In line with EU actions, Facebook and YouTube are restricting access to Russian state media across the EU.

There is now no denying the reality of the splinternet. Apple, Meta, Microsoft and Google are not global tech companies, they are US tech companies that operate globally.

Three Reasons to be Cheerful this Week:

  1. Bye Bye TrickBot: Even before ContiLeaks outed them, TrickBot's operators were shutting down the botnet. Efforts by US Cyber Command and industry coupled with the arrest of some of its developers made a difference here. TrickBot at one point had infected more than a million computers and was one of the main ways Conti infected victims.
  2. You Are the Weakest Link: New research has identified six factors that indicate an NPM package may be vulnerable to compromise by malicious actors (NPM is a javascript code repository). The six factors are mostly dumb stuff like expired domains, too many maintainers, not enough maintainers, or not being maintained at all — but these simple indicators could be used automatically to select packages for extra security checks.
  3. Sweet, sweet revenge: Maersk, the Danish shipping and logistics company badly damaged by the Russian GRU NotPetya attack, has stopped shipments to Russia (except for food, and medical and humanitarian supplies).

Paying the Bills

In our latest YouTube product demo, Eugenio Pace shows Patrick how the Auth0 platform integrates modern authentication into an application. These demo videos support the newsletter, so if you happen to subscribe to our product demo page on YouTube we sure would appreciate it.


NVIDIA's "Hack Back" was, Sadly, Quite Boring

GPU and chip design company NVIDIA was breached, apparently by South American-based ransomware gang Lapsu$. The group claimed to have stolen over 1TB of data from NVIDIA, and then complained that NVIDIA had 'hacked back' and used ransomware to encrypt the stolen data.

It appears Lapsu$ hacked NVIDIA via its corporate VPN and had installed NVIDIA's Mobile Device Management agent as a prerequisite to gaining access. NVIDIA used the MDM to encrypt the stolen data, although Lapsu$ say they made a backup.

In our view, this incident doesn't qualify as a true example of hacking back, but it does illustrate one of its potential benefits (our data was rendered useless to the attacker!) and also one of its limits (the hackers backed it up already!).

Some Very Tidy Malware from China

Symantec has described the Daxin malware as the most advanced piece of malware its researchers have seen used by a China-linked actor. CISA also described it as "a highly sophisticated rootkit backdoor with complex, stealthy command and control (C2) functionality that enabled remote actors to communicate with secured devices not connected directly to the internet".

Symantec states the earliest known sample dates to 2013, with "all of the advanced features seen in the most recent variants, with a large part of the codebase having already been fully developed". Yikes!
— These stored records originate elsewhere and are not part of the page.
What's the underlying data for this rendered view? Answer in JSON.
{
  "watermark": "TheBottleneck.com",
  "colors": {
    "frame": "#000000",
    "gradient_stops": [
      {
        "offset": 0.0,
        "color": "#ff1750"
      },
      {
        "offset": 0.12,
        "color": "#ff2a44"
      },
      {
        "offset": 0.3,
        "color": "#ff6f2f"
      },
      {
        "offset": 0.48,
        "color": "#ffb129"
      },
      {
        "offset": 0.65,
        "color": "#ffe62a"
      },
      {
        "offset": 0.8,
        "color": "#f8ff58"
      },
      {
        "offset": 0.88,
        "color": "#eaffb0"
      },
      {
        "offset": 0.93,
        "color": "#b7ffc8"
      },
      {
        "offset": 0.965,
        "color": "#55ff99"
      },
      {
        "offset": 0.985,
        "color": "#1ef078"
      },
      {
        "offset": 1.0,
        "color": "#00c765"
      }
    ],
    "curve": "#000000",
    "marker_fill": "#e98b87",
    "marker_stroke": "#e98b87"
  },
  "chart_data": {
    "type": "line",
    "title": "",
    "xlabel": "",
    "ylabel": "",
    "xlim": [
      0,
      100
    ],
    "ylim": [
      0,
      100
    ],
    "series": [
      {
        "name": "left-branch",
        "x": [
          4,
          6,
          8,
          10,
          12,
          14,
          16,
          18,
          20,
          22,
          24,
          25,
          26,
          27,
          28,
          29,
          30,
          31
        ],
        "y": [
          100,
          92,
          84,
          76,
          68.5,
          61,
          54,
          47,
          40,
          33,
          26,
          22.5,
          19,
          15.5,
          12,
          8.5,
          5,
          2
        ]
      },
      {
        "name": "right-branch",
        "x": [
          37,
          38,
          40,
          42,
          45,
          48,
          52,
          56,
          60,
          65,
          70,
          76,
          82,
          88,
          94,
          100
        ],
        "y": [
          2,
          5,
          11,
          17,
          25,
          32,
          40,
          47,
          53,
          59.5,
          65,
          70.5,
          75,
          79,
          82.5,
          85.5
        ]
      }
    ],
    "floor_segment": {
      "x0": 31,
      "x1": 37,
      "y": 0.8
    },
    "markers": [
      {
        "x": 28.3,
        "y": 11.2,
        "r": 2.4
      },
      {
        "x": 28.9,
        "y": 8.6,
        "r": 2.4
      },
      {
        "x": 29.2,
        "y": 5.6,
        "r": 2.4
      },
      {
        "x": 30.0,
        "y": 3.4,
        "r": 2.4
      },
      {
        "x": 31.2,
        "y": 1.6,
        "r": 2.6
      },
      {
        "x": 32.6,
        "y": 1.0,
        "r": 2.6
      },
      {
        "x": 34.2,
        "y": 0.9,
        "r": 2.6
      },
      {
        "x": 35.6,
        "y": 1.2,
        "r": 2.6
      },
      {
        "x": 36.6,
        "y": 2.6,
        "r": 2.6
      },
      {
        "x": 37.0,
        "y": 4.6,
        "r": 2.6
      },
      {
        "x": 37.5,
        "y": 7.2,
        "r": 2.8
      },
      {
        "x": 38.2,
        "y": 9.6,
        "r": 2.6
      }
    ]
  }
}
Chinese Attribute Historical Campaign to Equation Group

In a nice symmetry, Pangu Lab, a Chinese cyber security company has released a report into malware it calls Bvp47 that it attributes to NSA. This malware was also detected in 2013. It's possible that this report indicates a new naming and shaming strategy for the Chinese.

Sandworm Assembles Botnet

CISA and the UK governments released a joint advisory on new malware they believe originates from the Sandworm group, which has been attributed to Russia's GRU military intelligence unit. Cyclops Blink targets home and small office networking devices, in particular Watchguard firewall devices (although perhaps not exclusively). Cyclops Blink replaces VPNFilter, another widespread GRU botnet. To us, it looks like these botnets are enablers for the GRU, effectively providing a widespread VPN that also includes various attack capabilities such as MITM and HTTPS downgrade attacks.

Why the Warning on MuddyWater?

The UK and US governments issued a joint cyber security advisory about the Iranian Ministry of Intelligence and Security group MuddyWater aka SeedWorm. There is no specific information about what MuddyWater are actually doing, but it must be something to warrant an alert given other current events in Ukraine.